In-Depth Interviews


What is an In-Depth Interview (“IDI”)?

An in-depth interview is a qualitative research method in which just one person is interviewed, usually for 1.5 up to 2 hours.

Also known as a ‘one-on-one’, there are instances when a third individual may be present, such as a client’s technical expert, engineer, or product development person who can probe and/or clarify questions about specific subject matter.

How is an In-Depth Interview conducted?

IDIs are normally carried out face to face, but occasionally can be done over the phone.A mix can be accomplished with the use of web cams, FaceTime, Skype or similar videoconferencing tools when both parties have them available.

A discussion guide is used to frame the conversation. Many questions are open-ended rather than yes/no or multiple choice format. Because an IDI can veer off in many directions, it is important to leave adequate time for tangential paths to be explored.

When to use IDIs

There are situations where a personal interview is the best, and sometimes the only method that makes sense for eliciting information from a respondent.
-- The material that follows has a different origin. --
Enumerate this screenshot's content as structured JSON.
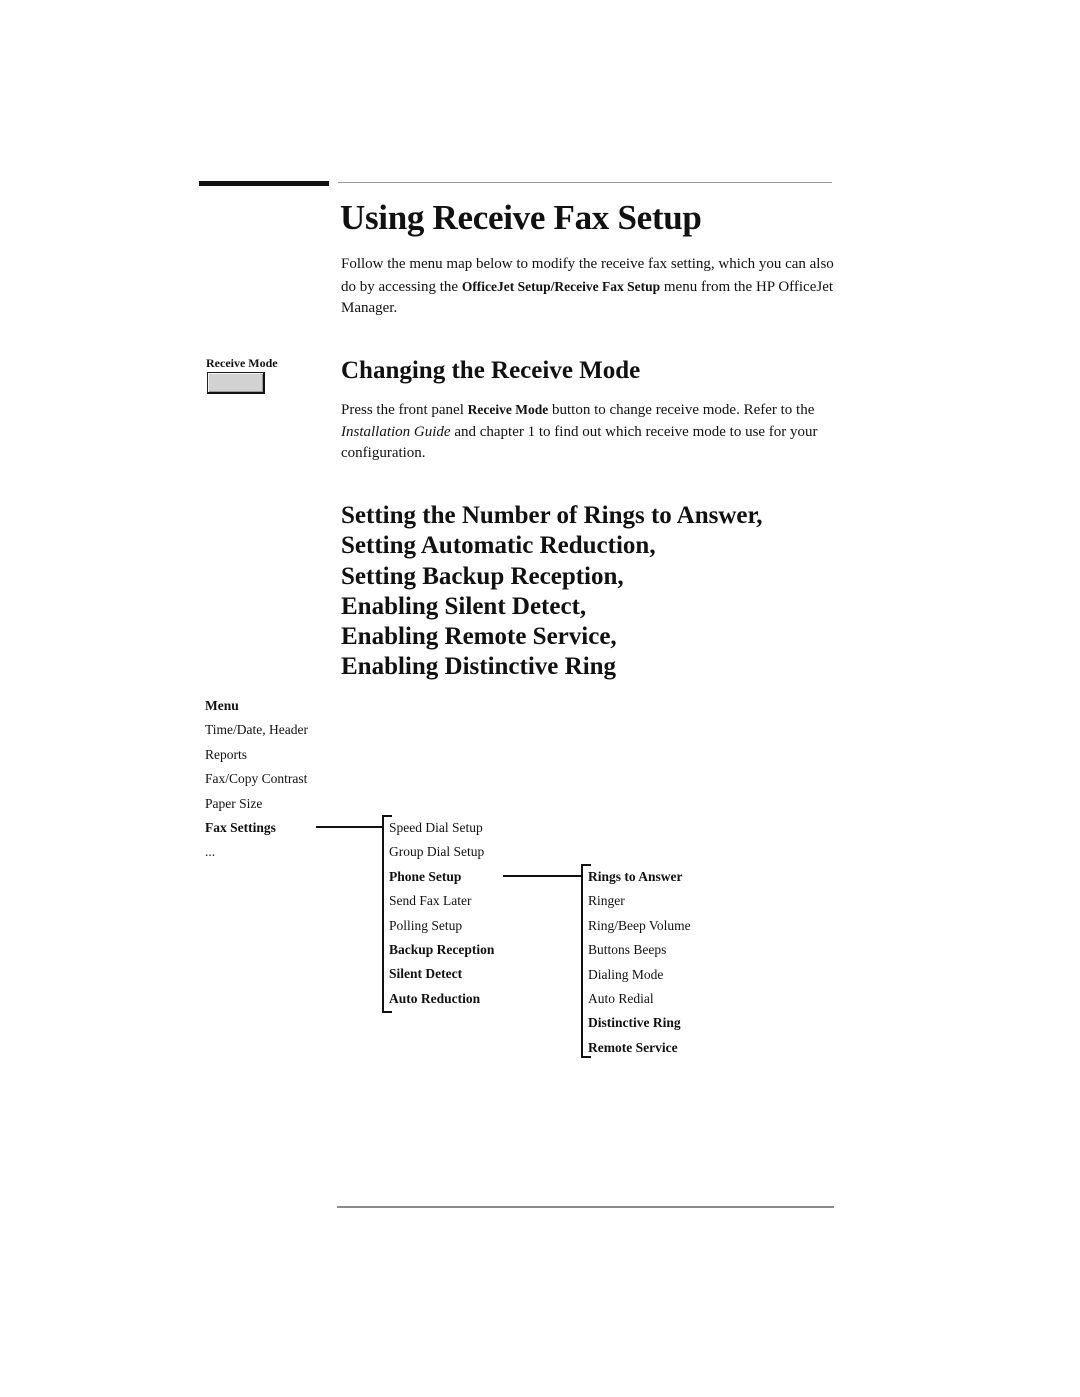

  • Doctors, dentists and nurses for instance may be asked about very sensitive topics that they would prefer not to discuss in a group setting.A trained researcher may be able to conduct an interview over the phone if the workplace or an offsite meeting room is not available for such a discussion.
  • Like health, a person’s financial or sexual activity may differ from or be more complex than one’s peers. Despite a reluctance to discuss such private matters in front of a group of strangers, a subject generally feels more relaxed and open in a conversation with just one other person as exists in an in-depth interview.
  • Technology users have unique experiences with their devices that can best be captured, discussed, reported and recorded during a one-on-one interview. Questions about usability, intuitiveness, discoverability and meeting of expectations can all be explored, e.g. while a subject is searching for content on a website, playing a video game, using an app, or multitasking on a smart phone.
  • If the desire is to ensure that feedback is obtained from every respondent, an IDI eliminates the role of a dominant, leading personality that may occur in a focus group.
  • IDIs may be especially helpful in B2B research where subjects are sought who possess unique job skills and knowledge.
  • One helpful feature of an in-person interview is that body language, facial expressions, moods and other non-verbal behaviors can be directly observed, e.g., does a topic make someone smile/laugh, or feel uncomfortable? Such cues provide added information that can be integrated with what a person says they feel about a product, concept, or message.

Costs and other tradeoffs

  • Interviewing one person at a time is one of the most expensive forms of qualitative research. The key value is that a very detailed understanding about an issue, product or service can be obtained. A small group of IDIs can provide the majority of content to pursue in focus groups, or surveys administered to a larger, more projectable sample of a population.
  • While a focus group moderator can gain input from 10 people in the same amount of time required for one in-depth interview, that method involves the costs of facility rental and refreshments, plus the expense of having clients commute to,and spend time viewing the discussion. Also, compared to a 90 minute in-depth interview, a focus group member generally participates (speaks) for at most about one-tenth of the session, or fewer than 10 minutes.
  • Compensation for participating in either an IDI or focus group tends to be about the same amount.  It will vary depending upon the profession and other demographics that impact the difficulty of finding qualified and willing recruits.
  • Less time is needed to schedule an IDI with one person than trying to assemble several people for a focus group.

Final comment. In-depth interviewing is an extremely useful research method, but because of its limited number of subjects (usually 10-25), results should not be used to project to a broad audience. Rather, they should be complemented by, and form the basis of questions for focus groups and larger scale surveys.